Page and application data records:
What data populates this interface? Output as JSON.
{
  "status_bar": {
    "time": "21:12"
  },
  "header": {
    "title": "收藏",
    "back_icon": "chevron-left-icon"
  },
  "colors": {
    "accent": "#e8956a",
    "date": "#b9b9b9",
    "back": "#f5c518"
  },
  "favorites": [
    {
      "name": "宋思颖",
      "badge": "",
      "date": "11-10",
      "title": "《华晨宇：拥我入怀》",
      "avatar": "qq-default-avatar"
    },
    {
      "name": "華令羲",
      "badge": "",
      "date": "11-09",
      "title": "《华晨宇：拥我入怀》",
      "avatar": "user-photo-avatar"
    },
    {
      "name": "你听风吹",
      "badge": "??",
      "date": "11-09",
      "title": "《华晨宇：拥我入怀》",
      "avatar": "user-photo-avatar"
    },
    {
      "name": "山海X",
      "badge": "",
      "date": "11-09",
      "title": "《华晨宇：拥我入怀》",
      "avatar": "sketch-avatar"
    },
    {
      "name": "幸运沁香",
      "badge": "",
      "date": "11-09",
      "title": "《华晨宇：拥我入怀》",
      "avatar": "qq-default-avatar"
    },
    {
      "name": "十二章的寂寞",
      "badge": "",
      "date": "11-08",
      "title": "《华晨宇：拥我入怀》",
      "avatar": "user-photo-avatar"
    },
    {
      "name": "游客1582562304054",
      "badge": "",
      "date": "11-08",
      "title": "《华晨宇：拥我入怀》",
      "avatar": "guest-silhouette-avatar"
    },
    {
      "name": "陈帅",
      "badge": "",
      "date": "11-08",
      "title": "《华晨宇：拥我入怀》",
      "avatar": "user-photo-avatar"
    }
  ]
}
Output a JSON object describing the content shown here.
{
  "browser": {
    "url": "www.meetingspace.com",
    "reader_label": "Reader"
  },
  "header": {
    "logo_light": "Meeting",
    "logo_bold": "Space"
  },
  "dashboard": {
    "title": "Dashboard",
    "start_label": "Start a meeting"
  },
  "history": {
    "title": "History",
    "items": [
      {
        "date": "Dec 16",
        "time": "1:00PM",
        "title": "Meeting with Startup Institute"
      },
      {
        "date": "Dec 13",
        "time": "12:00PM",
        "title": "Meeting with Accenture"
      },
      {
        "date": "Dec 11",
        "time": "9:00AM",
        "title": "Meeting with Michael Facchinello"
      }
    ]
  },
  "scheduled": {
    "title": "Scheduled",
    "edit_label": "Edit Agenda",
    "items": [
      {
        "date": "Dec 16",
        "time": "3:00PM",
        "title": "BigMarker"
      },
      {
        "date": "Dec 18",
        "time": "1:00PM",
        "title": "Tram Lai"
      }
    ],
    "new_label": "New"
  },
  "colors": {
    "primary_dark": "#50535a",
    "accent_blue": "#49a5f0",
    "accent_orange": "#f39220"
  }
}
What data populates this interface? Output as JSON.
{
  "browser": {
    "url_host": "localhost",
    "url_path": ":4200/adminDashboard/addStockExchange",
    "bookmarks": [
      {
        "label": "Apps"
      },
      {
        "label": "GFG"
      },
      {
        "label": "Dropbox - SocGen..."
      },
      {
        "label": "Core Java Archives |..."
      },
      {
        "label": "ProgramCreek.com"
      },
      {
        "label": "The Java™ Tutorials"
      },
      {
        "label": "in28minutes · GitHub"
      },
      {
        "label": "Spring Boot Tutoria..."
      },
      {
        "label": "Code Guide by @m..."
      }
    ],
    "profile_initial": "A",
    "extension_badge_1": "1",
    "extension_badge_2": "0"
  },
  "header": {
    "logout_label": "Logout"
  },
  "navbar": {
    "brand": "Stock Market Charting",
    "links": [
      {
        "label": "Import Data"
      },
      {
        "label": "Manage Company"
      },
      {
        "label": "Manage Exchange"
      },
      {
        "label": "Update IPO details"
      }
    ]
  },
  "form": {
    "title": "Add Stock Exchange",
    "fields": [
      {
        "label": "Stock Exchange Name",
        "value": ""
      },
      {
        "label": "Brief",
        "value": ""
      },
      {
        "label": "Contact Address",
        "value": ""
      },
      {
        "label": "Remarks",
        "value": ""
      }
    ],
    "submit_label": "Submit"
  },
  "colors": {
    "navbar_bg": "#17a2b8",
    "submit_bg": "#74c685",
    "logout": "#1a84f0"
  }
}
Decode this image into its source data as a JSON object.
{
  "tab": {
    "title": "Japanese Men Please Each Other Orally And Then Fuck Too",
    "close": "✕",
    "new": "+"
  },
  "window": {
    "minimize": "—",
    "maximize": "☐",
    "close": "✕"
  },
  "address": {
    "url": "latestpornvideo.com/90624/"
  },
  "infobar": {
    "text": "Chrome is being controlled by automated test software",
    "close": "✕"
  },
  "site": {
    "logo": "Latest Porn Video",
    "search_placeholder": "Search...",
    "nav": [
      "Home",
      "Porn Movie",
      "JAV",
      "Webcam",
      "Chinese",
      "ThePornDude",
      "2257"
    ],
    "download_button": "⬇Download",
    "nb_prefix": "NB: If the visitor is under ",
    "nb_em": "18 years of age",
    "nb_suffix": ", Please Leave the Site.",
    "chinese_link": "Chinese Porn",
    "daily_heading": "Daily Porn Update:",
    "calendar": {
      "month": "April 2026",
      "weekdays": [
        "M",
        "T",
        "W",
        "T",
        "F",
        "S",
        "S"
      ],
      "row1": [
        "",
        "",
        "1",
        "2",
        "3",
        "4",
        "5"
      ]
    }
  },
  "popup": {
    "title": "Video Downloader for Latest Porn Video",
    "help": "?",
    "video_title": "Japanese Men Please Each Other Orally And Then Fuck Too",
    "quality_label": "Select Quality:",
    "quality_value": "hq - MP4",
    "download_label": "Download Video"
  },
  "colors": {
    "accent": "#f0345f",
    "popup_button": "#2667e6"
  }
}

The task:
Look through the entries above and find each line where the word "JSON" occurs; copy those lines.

Written solution:
What data populates this interface? Output as JSON.
Output a JSON object describing the content shown here.
What data populates this interface? Output as JSON.
Decode this image into its source data as a JSON object.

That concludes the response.